Friday, February 7th
Friday, March 7th
Friday, April 11th
The slots from Metro State have been filled! There are six slots for Regis University faculty! Sign up fast!
Faculty and First-Generation College Students: Bridging the Classroom Gap Together
This learning community co-sponsored by the Office of Diversity, Engagement and Inclusion and the Center for Excellence in Teaching and Learning will provide an opportunity for faculty participants to explore intersections of pedagogical issues with intellectual and social context of first-generation students which will ultimately enhance the learning experience for all students.
This learning community will meet in a series of regular 1 ½ hour sessions throughout the academic semester. Common readings will serve to inform the conversations as we work toward continuing the on-going work of supporting and encouraging student success by addressing the following questions:
· What does a first gen student experience in the classroom, on the Regis campus, at home, and in their community and how do these factors affect student learning?
· How does teaching students "on the margin" affect teaching students who are "in the middle?"
· What promising practices have proven effective teaching strategies for first-generation students?
First Generation Latina Graduate Students: Balancing Professional Identity Development with Traditional Family Roles by Valerie Leyva
A Social Constructivist View of Issues Confronting Firs-Generation College Students by Stephen Coffman
Critical Compassionate Pedagogy and the Teacher's Role in First-Generation Student Success by Rchie Hao Havery, V.L. and Housel, T.H. (2011).
Faculty and First-Generation College Students: Bridging the Classroom Gap Together.
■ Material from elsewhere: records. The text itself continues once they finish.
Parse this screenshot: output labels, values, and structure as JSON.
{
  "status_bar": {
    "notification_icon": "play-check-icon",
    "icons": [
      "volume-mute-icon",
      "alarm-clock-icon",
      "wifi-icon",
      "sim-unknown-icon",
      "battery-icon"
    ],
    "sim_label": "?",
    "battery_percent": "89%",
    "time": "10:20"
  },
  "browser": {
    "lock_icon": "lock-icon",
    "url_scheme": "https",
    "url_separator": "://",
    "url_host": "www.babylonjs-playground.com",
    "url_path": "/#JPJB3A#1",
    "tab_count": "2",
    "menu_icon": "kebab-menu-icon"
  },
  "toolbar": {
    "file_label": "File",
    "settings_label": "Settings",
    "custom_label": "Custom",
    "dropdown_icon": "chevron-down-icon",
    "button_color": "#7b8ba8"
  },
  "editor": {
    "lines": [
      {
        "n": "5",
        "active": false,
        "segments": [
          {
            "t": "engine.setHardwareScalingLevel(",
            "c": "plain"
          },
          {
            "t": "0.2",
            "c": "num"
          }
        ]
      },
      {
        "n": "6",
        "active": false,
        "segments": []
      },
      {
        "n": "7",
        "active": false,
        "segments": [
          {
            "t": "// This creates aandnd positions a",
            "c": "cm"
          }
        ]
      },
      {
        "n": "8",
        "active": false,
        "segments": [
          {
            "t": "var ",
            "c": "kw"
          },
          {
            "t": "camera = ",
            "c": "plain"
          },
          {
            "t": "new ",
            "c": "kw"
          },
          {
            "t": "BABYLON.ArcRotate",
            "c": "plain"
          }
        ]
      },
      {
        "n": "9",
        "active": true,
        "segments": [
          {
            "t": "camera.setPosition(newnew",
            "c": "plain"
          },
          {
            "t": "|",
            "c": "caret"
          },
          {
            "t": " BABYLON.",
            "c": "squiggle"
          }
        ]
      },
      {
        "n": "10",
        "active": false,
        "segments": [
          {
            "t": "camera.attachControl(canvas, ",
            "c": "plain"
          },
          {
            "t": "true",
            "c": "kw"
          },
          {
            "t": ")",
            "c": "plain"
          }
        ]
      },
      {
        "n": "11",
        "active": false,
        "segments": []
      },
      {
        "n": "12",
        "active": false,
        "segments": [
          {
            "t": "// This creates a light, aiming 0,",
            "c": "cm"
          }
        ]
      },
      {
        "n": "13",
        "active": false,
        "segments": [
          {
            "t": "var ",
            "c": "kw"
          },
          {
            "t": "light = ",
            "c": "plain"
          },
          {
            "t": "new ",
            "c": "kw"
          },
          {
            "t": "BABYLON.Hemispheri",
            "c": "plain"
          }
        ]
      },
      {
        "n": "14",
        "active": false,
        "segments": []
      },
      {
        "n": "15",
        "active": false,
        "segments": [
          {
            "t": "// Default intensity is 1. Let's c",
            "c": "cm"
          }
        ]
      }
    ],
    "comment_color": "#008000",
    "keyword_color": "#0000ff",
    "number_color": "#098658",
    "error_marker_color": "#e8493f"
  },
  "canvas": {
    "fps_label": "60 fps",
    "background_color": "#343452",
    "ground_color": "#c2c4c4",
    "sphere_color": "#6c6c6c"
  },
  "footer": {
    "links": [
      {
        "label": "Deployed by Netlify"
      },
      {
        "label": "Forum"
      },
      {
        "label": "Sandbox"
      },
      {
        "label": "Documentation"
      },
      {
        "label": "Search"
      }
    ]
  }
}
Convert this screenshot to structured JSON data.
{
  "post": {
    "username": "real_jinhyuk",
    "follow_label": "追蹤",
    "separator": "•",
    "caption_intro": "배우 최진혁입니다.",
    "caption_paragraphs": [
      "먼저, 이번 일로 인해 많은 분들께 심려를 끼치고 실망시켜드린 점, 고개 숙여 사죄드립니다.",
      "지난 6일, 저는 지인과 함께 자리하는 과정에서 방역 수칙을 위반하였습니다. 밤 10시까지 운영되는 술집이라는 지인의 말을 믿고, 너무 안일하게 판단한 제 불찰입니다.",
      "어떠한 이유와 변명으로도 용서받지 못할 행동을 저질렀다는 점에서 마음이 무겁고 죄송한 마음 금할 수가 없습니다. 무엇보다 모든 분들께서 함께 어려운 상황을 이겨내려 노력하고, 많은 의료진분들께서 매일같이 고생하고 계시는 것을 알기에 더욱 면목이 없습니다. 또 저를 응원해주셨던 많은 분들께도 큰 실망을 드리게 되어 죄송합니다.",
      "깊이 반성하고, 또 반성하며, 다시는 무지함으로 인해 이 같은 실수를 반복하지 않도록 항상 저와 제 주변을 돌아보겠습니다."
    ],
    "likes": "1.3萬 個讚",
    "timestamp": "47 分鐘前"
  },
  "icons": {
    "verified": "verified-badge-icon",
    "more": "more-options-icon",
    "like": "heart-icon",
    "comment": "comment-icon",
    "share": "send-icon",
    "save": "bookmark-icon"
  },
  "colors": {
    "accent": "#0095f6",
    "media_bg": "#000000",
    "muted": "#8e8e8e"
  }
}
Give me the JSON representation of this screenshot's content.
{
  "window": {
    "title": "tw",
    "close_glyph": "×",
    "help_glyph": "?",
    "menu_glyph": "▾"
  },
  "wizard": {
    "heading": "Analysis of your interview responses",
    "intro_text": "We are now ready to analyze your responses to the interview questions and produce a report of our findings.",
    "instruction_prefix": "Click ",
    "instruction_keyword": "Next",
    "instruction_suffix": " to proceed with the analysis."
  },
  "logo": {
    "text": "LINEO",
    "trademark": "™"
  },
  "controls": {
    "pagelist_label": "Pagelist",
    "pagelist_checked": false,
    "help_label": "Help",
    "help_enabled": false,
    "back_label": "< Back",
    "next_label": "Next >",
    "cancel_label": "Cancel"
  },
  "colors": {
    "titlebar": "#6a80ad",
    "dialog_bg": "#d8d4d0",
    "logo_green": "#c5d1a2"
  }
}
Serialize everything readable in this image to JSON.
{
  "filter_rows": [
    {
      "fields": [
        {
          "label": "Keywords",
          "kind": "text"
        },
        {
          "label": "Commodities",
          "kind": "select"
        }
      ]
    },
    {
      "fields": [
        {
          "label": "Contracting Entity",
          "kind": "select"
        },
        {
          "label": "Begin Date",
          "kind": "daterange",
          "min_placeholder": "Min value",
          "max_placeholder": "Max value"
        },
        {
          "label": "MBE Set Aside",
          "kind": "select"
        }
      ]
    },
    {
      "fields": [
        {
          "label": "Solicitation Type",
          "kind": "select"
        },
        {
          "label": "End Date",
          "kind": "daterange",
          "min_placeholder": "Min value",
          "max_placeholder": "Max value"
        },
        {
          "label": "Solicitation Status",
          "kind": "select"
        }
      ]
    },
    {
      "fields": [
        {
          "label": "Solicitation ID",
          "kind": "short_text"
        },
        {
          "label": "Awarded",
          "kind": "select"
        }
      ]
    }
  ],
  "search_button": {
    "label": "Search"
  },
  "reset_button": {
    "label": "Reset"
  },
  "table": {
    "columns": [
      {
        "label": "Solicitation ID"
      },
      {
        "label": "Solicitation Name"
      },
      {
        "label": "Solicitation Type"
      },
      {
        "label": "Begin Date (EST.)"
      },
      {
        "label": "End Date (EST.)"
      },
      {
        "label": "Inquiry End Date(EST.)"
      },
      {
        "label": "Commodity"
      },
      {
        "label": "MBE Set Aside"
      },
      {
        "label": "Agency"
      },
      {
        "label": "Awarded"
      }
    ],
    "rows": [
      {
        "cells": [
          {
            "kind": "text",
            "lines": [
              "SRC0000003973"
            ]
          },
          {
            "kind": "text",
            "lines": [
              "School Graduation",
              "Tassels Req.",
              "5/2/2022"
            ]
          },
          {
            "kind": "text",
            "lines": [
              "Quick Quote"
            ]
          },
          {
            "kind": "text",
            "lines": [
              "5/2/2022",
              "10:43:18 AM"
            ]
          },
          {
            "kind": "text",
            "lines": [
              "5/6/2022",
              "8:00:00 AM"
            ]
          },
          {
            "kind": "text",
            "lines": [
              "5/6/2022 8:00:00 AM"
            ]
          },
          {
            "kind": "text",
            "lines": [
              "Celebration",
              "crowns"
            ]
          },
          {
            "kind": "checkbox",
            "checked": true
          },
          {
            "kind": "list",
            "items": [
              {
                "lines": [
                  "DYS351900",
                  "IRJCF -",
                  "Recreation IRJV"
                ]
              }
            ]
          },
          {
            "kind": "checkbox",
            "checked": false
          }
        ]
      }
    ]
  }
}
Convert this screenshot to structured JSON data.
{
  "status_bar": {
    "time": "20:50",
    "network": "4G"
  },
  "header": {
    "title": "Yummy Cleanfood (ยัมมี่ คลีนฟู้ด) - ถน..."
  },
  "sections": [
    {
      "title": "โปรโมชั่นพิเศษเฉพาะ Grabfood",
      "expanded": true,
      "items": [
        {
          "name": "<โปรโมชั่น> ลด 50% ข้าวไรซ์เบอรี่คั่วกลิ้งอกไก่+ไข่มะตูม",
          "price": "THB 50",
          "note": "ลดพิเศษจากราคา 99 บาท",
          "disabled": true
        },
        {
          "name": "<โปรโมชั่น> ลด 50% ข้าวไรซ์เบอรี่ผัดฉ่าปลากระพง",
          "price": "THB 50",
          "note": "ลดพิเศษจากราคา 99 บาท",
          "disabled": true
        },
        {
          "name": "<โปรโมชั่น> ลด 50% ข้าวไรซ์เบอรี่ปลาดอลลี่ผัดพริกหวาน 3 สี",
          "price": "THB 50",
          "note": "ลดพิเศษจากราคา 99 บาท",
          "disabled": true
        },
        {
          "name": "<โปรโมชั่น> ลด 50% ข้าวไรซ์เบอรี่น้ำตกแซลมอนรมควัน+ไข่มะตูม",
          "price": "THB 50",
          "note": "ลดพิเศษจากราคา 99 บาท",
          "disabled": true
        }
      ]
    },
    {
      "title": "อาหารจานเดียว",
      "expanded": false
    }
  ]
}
New Directions for Teaching and Learning, Fall 2012. no. 127
Pre-Diversity Conference Learning Community: Diversity and Social Justice
Fall 2013 Call for Faculty and Staff Learning Community Participants!
You may (or may not!) be aware that Regis University and the Office of Diversity, Engagement, and Inclusion will be hosting the “ALL THE THINGS WE ARE” Conference November 13-15. Keep your eye out for the call for presentations. It is circulating now!
Based upon the recommendation of the conference keynote speaker, Rev. Dr. Jamie Washington, The Center for Excellence in Teaching and Learning (CETL) has partnered with the Office of Diversity, Engagement and Inclusion to convene a learning community around Readings for Diversity and Social Justice (and its companion, Teaching for Diversity and Social Justice).
This learning community will lead a presentation at the 2013 Diversity Conference on November 13th or 14th.
Why should you participate?
The best reason is because you are interested in the topics of diversity, inclusion, and engagement and their relationship to social justice. Or perhaps, you think we can be better at all three. (we will also provide you with a book or two, maybe even some food, and definitely some great collegiality).
How can you sign up?
If you are interested in signing up to be a part of this learning community, please contact Ken Sagendorf in the CETL at email@example.com or by calling 303-964-6469.
About the Diversity, Engagement and Inclusion Conference
Modeled after other national diversity conferences the Diversity, Engagement and Inclusion Conference is comprehensive in scope highlighting issues and strategies relating to planning; education about current diversity issues; issues of pedagogy; curricular transformation; ideas for building a more inclusive community; and learning more about society.
Beyond Bloom’s Taxonomy- Week of Mar. 10-15
Questions about the FLC? Or want to suggest another topic? Call (303)-964-6469 or email me at firstname.lastname@example.org!
Resources for this FLC